Men I have worked with have described how other men judge men who express emotions and feelings, other than anger. Anger, being the exception to the rule. Anger, being the only acceptable masculine emotion. Please refer to Part 1 of this article which talks about emotions being seen as a “feminine condition”.
And, as a consequence men have learnt that their emotional life must be controlled. They have adapted to this way of being by learning to use various coping strategies that they deploy, for example, by burying, ignoring or dismissing their emotional feelings and emotional needs to name but a few.
These men may present in my therapy room with an array of defensive behaviours such as anger, frustration and controlling behaviour, which sometimes plays out in my therapy room as an attempt to take control of me and the therapeutic relationship.

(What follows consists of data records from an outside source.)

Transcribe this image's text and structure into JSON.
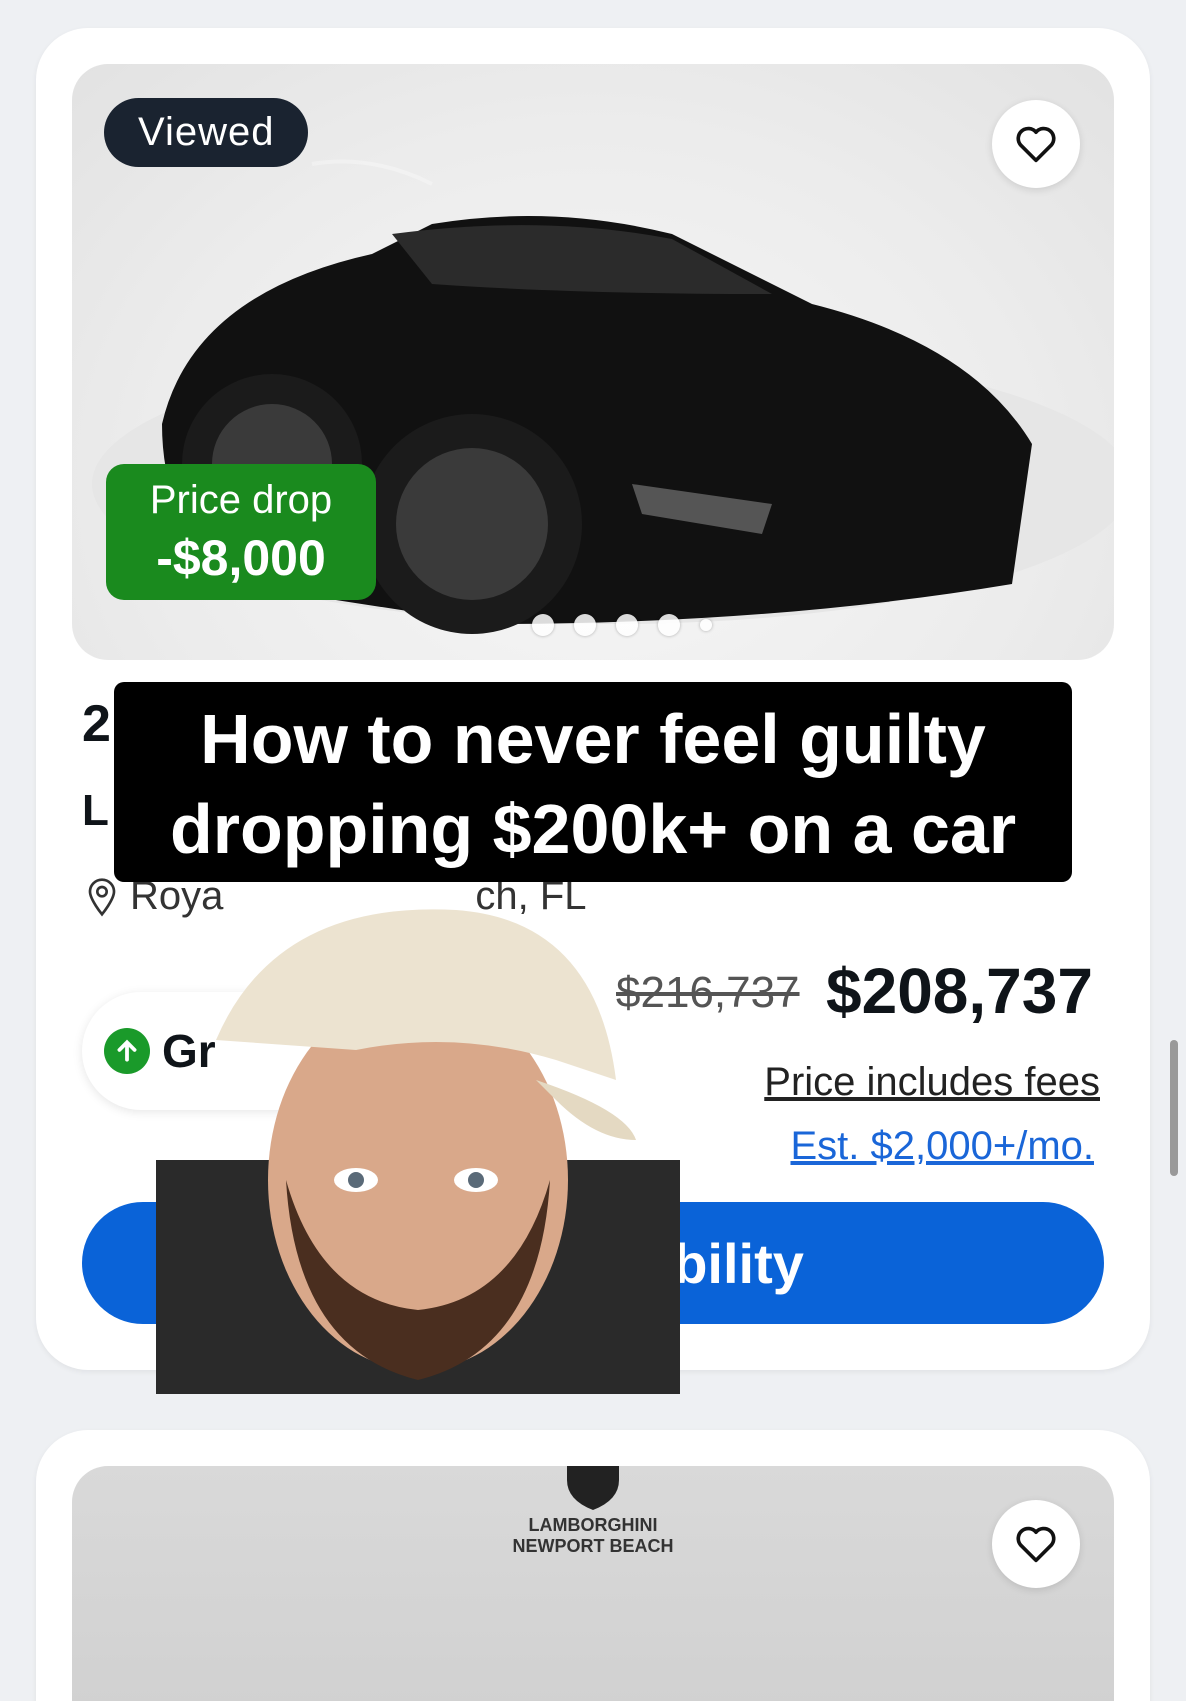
{
  "listing": {
    "viewed_label": "Viewed",
    "price_drop_label": "Price drop",
    "price_drop_amount": "-$8,000",
    "title_year_partial": "2",
    "title_make_partial": "L",
    "location_partial": "Roya",
    "location_suffix": "ch, FL",
    "deal_rating_partial": "Gr",
    "original_price": "$216,737",
    "price": "$208,737",
    "fees_note": "Price includes fees",
    "monthly_estimate": "Est. $2,000+/mo.",
    "cta_partial": "ability",
    "photo_count_dots": 5
  },
  "next_listing": {
    "dealer_name_line1": "LAMBORGHINI",
    "dealer_name_line2": "NEWPORT BEACH"
  },
  "caption": {
    "line1": "How to never feel guilty",
    "line2": "dropping $200k+ on a car"
  },
  "colors": {
    "price_drop_green": "#1a8a1e",
    "cta_blue": "#0a63d8",
    "link_blue": "#1a66d8",
    "badge_dark": "#1a2330"
  }
}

Behaviours and actions such as these are welcome in my therapy room. It assists me to find a way into establishing a therapeutic relationship with my clients, which in-turn gives me a way in to the therapeutic exploration of the emotions behind the anger. This therapeutic relationship can sometimes take many months to build, before a level of trust is established to enable the exploration of the emotions behind the anger to be explored. Anger can mask a lot of pain and hurt. And a man needs his armour to protect himself from this pain. Unless there is a level of therapeutic trust, the armour will remain on. This can be very challenging work for the therapist and client and very rewarding work for both.
Anger is a valid emotion. And the emotions behind the anger needs to be understood and explored from a place of love and compassion, by both the therapist and client. By gaining some understanding of the emotions that present as anger, enables clients to start to understand themselves in ways that they may have not done before. For example, they may learn to have some compassion for themselves, or perhaps they may start to learn what drives them. This insight into the “Self” (refer to website, individual counselling) then leads onto other insights. For example, they may start to gain an understanding into why they react to certain situations, events and others in the way that they do. And, as they look at their story and gain a deeper understanding of themselves and the impact their story has had on them, most find that the anger starts to subside. This process can take many months of hard, tough and challenging therapeutic work. And can sometimes initiate a deep healing process.
Behind anger can be an array of emotions, such as sadness, disappointment and perhaps shame. To be able to explore these emotions in a therapeutic way can be a very cathartic and transforming experience.
Be Gentle With Anger
Author: Jeff Foster, Donna J Gia and Jai Chauhan
Be gentle with anger. Bow before it. It is not what you think it is.
Let it come closer, let it enter you if it must. Feel its power. Until there is no division between “Self” and “anger”. Until you cannot call it “anger” at all. Until there is only fire, passion. But no violence.
Anger is the roar of a lion, the cry of a universe longing to be born. It reminds you, when you have forgotten, that the power of life moves through you. That you have a voice.
Do not push your anger away, or label it “negative” or “unspiritual”. Do not pretend it is not there. No need to act it out, either.
Feel its pounding, its vibration, its longing to be acknowledged, held. At its burning core, discover courage.
The courage to be yourself. To hold your path, fearlessly. To speak for those without a voice. To stand up for truth, with passion and dignity. To roar with love.
Know that your heart is vast and spacious, and anger, so often misunderstood, has a home in you, a sanctuary.
The psychology of men and masculinity – Part 3 – will be posted in the next week or two.